Web page and app entries
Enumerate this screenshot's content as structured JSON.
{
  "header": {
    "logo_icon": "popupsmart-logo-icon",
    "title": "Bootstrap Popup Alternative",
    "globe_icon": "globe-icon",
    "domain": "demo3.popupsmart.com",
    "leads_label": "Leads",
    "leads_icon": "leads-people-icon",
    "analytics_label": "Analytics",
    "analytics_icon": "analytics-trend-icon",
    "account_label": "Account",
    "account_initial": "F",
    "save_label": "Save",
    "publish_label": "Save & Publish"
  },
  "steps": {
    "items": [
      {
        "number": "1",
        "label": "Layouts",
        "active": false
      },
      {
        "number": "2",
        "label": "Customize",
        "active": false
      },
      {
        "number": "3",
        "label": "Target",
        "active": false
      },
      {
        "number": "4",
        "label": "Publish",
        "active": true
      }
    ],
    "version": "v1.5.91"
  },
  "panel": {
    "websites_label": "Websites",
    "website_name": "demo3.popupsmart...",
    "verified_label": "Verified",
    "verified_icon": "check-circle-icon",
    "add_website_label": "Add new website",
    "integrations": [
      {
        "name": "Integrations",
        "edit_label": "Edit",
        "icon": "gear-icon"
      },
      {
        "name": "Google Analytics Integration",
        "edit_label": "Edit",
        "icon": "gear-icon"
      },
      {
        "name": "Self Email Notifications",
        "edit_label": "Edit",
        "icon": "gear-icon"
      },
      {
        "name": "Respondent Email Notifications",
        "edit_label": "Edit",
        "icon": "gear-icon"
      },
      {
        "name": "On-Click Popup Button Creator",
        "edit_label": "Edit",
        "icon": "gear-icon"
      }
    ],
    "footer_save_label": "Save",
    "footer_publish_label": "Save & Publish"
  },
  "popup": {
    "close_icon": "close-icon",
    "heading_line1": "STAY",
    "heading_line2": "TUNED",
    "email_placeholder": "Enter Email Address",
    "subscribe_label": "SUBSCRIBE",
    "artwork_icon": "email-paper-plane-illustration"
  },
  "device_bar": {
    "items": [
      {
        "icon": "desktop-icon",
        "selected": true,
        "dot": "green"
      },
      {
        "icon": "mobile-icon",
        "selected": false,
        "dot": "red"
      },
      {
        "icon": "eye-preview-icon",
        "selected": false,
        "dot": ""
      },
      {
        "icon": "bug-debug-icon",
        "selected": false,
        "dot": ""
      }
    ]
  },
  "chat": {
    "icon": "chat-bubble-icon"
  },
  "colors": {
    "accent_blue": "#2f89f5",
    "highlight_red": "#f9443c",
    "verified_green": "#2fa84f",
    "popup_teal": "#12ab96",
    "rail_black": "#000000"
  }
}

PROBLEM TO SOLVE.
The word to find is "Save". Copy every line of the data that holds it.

SOLUTION.
    "save_label": "Save",
    "publish_label": "Save & Publish"
    "footer_save_label": "Save",
    "footer_publish_label": "Save & Publish"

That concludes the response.